> [ACTIVITY]: Locate the string "time" throughout the material and copy every line in which it occurs.

> [DATASET RECORDS]:
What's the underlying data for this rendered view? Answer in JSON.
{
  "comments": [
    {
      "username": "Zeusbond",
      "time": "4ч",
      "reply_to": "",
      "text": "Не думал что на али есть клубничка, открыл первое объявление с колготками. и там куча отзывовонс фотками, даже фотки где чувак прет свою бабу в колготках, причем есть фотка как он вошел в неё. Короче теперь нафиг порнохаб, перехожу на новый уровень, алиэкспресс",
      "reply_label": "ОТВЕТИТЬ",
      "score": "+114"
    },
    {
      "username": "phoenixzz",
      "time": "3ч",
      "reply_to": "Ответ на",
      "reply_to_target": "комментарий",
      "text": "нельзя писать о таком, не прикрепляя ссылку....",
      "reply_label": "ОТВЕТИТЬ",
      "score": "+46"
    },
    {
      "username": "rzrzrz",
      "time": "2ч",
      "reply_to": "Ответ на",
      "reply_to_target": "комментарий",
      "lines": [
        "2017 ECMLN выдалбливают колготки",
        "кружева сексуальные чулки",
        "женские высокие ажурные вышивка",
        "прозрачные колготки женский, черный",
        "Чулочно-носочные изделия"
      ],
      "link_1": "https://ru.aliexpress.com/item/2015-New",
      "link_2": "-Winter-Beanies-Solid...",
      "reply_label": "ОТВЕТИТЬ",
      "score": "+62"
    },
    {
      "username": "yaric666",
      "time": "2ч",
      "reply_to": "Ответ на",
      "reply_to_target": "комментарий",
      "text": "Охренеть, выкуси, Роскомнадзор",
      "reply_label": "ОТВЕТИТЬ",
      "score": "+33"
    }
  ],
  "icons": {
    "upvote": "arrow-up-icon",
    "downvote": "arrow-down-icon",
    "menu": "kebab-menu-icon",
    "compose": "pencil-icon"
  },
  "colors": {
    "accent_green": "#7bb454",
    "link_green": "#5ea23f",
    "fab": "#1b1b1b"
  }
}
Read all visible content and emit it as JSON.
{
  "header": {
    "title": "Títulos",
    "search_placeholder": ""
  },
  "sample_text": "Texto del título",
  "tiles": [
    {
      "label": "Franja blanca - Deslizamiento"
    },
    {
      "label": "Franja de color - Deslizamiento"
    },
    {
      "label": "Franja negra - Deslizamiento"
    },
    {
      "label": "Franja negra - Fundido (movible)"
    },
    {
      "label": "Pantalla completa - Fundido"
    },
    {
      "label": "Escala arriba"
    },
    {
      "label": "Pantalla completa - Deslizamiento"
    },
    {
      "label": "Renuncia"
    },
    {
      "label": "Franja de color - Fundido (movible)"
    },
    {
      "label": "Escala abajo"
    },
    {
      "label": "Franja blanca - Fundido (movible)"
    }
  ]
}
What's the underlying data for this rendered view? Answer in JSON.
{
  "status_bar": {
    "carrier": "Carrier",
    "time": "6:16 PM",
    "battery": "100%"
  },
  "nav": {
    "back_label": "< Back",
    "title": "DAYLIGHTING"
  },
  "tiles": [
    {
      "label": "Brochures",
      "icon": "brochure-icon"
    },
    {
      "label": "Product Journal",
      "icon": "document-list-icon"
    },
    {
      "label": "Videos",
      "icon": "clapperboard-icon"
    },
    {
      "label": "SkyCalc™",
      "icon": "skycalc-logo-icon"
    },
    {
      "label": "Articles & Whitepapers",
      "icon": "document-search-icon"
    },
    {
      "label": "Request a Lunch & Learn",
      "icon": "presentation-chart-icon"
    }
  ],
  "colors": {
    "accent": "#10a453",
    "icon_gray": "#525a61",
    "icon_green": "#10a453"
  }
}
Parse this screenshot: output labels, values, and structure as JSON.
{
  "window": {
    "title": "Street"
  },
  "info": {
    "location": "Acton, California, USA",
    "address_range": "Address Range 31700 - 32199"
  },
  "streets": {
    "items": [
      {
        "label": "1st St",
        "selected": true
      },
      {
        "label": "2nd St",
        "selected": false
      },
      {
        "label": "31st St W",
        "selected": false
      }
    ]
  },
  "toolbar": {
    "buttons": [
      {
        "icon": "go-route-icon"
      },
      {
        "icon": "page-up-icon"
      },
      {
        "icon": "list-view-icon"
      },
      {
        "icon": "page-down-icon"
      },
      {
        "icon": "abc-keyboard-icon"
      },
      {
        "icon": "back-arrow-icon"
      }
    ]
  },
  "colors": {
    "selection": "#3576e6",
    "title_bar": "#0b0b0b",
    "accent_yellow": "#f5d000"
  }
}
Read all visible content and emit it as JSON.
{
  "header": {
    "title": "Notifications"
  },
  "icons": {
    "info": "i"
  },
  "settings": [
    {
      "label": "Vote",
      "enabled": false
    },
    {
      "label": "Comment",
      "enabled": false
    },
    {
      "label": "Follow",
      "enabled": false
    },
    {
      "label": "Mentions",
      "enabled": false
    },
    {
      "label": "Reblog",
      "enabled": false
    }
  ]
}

> [COMPLETED TASK]:
      "time": "4ч",
      "time": "3ч",
      "time": "2ч",
      "time": "2ч",
    "time": "6:16 PM",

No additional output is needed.